The Affordable Care Act (ACA) established a private, nonprofit corporation called the Patient-Centered Outcomes Research Institute (Institute). The Institute’s task is to help patients, policymakers and health care providers make informed health decisions by advancing evidence-based medicine through comparative clinical effectiveness research.
ACA requires health insurance issuers and sponsors of self-insured health plans to pay fees to help finance the Institute’s research. These fees are called comparative effectiveness research fees or CER fees. They may also be referred to as PCOR or PCORI fees.
On Dec. 5, 2012, the Internal Revenue Service (IRS) issued final regulations on the CER fees. The final regulations adopt the proposed regulations that the IRS issued on the CER fees in April 2012, with a few modifications.
When are the Fees Effective?
The CER fees apply for plan years ending on or after Oct. 1, 2012. The CER fees do not apply for plan years ending on or after Oct. 1, 2019. For calendar year plans, the research fees will be effective for the 2012 through 2018 plan years.
How Much are the Fees?
For plan years ending before Oct. 1, 2013 (that is, 2012 for calendar year plans), the research fee is $1 multiplied by the average number of lives covered under the plan. For plan years ending on or after Oct. 1, 2013, and before Oct. 1, 2014, the fee is $2 multiplied by the average number of lives covered under the plan. For plan years ending on or after Oct. 1, 2014, the CER fee amount will grow based on increases in the projected per capita amount of National Health Expenditures.
The CER fees are based on the average number of covered lives under the plan or policy. This generally includes employees and their enrolled spouses and dependents. The final regulations outline a number of alternatives for issuers and plan sponsors to determine the average number of covered lives.
Who pays the fees?
The CER fees generally apply to insurance policies providing accident and health coverage and self-insured group health plans. The final regulations contain some exceptions to this general rule and also clarify how the CER fees apply to certain types of health coverage arrangements.
For example, the final regulations explain that the CER fees do not apply if substantially all of the coverage under a plan or policy is for excepted benefits, as defined under HIPAA. The regulations also clarify that the CER fees may apply to retiree-only plans and policies, even though retiree-only coverage is exempt from many of ACA’s other requirements.
Special Rule for HRAs and Health FSAs

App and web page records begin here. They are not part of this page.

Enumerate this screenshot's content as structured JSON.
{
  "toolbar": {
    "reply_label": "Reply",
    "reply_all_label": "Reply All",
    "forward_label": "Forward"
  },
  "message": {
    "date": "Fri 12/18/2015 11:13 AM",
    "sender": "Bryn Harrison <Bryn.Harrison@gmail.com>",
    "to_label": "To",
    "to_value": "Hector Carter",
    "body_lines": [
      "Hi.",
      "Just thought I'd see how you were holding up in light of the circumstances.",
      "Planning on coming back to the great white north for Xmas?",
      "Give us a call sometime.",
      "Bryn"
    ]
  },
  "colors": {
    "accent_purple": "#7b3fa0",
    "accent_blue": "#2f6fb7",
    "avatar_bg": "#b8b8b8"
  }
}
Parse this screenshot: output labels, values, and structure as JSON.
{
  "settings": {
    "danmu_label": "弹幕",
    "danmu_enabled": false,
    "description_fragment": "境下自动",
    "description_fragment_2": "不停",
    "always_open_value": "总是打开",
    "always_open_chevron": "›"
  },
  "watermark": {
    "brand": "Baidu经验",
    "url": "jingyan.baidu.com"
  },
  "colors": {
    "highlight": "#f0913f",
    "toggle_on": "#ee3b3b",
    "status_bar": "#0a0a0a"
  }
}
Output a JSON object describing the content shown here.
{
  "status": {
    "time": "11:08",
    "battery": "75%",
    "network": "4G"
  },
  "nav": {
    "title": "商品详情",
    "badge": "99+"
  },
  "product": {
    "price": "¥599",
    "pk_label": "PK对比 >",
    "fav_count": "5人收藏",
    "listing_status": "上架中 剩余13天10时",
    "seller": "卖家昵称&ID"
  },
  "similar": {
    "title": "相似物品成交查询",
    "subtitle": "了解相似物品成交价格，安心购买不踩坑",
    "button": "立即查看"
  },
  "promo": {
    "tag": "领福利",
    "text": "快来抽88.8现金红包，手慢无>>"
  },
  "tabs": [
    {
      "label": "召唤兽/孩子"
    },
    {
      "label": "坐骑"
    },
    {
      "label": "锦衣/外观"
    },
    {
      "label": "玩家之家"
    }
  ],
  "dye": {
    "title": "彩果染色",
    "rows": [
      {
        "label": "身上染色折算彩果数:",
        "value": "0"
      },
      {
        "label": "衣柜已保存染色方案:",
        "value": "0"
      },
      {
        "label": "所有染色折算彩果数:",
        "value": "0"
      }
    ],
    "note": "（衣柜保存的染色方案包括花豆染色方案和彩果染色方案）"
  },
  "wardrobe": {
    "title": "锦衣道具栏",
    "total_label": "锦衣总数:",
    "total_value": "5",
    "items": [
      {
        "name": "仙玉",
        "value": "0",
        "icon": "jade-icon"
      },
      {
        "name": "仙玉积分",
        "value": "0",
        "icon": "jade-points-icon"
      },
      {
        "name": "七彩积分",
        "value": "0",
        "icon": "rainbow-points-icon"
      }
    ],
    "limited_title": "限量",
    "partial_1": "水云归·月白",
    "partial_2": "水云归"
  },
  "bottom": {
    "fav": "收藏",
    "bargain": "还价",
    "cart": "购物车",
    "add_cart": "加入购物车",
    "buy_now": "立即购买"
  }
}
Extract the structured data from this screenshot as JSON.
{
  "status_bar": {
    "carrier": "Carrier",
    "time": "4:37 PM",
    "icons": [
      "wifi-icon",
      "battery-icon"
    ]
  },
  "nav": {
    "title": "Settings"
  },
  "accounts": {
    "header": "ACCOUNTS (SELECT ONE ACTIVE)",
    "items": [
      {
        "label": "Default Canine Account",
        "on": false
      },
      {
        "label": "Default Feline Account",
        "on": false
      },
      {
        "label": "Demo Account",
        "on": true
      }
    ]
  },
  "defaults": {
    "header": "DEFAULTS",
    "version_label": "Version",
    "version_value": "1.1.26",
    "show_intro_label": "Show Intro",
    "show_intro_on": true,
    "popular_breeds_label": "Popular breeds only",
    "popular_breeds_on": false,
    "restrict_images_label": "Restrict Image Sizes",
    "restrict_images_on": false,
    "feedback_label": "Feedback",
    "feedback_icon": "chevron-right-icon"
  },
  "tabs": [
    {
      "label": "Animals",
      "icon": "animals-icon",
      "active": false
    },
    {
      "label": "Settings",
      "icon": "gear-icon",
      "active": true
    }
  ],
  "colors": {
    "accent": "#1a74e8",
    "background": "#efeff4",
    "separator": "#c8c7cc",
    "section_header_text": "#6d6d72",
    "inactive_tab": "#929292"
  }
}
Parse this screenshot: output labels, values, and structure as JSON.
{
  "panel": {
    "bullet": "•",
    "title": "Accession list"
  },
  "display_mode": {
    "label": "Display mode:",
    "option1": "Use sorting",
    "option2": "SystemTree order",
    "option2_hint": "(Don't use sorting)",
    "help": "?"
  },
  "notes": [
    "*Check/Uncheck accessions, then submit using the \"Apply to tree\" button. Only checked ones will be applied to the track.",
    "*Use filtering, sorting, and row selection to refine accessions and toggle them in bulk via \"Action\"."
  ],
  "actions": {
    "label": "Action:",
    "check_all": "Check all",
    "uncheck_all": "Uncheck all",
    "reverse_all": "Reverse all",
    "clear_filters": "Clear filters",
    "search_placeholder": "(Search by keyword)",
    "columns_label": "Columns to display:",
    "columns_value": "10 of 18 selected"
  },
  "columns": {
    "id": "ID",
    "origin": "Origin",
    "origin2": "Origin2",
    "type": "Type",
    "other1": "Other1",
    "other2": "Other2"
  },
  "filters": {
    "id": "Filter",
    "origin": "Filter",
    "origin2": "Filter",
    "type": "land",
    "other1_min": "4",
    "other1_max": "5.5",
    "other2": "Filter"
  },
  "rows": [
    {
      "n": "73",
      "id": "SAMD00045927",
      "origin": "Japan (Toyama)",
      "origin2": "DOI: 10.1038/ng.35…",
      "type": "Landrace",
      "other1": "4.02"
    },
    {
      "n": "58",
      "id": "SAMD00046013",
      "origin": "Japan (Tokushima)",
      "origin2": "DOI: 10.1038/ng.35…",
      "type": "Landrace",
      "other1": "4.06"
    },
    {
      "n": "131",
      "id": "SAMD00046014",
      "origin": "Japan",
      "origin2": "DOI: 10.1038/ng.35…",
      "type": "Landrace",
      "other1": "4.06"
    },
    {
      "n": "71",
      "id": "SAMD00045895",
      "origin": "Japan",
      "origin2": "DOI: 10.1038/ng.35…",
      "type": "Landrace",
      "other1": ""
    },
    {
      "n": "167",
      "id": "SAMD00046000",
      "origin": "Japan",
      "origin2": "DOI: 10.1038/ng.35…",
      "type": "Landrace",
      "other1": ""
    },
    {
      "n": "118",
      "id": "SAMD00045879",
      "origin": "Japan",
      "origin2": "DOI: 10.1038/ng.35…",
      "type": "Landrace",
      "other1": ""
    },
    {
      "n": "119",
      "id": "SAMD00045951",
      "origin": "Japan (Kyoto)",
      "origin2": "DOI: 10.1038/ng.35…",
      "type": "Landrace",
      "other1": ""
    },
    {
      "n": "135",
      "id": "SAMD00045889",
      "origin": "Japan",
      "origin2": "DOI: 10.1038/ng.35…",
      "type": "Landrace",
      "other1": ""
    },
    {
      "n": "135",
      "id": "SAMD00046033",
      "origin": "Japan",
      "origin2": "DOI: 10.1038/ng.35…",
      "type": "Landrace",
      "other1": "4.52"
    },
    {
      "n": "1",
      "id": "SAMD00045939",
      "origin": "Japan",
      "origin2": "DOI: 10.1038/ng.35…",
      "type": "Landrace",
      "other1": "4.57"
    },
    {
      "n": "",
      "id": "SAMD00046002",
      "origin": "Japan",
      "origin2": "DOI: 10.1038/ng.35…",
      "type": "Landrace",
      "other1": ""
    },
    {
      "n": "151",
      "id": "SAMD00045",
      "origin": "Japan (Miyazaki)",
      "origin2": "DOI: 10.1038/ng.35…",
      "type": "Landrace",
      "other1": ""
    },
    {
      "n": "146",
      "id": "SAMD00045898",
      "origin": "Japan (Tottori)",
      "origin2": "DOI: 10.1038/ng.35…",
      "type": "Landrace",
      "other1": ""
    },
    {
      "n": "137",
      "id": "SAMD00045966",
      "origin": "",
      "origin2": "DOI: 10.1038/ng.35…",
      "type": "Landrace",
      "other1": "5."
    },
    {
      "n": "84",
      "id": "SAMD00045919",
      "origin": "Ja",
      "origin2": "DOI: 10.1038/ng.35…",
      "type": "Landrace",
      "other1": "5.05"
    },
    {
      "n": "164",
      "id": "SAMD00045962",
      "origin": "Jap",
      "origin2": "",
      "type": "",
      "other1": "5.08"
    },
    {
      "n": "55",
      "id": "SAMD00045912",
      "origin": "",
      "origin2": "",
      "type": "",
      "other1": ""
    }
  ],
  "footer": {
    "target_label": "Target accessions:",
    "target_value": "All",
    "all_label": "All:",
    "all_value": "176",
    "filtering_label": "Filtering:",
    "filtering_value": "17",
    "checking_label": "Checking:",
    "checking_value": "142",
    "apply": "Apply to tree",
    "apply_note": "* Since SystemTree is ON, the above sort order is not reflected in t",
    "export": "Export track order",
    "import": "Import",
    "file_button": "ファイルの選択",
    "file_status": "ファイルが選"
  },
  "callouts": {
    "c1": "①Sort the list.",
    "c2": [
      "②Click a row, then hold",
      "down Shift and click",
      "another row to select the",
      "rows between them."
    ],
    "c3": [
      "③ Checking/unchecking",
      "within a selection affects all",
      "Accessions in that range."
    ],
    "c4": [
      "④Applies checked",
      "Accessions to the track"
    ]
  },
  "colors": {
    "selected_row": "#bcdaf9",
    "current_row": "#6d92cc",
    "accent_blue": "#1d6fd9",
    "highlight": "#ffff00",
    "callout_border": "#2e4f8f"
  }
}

The final regulations do not provide an overall exemption from the CER fees for health reimbursement arrangements (HRAs). However, the final regulations do state that an HRA is not subject to a separate research fee if it is integrated with another self-insured plan providing major medical coverage, as long as the HRA and the plan are established and maintained by the same plan sponsor and have the same plan year. This rule allows the sponsor to pay the CER fee only once with respect to each life covered under the HRA and the other plan.
If an HRA is integrated with an insured group health plan, the plan sponsor of the HRA and the issuer of the insured plan will both be subject to the research fees, even though the HRA and insured group health plan are maintained by the same plan sponsor.
The same analysis applies to health flexible spending accounts (FSAs) that do not qualify as excepted benefits.
How are the Fees Reported and Paid?
The final regulations direct issuers and plan sponsors to pay the CER fees once a year on IRS Form 720 (Quarterly Federal Excise Tax Return). Form 720 and full payment of the research fees will be due by July 31 of each year. It will generally cover plan years that end during the preceding calendar year. Thus, the first possible deadline for filing Form 720 is July 31, 2013.
Please contact your Business Benefits Group representative for additional information on CER fees.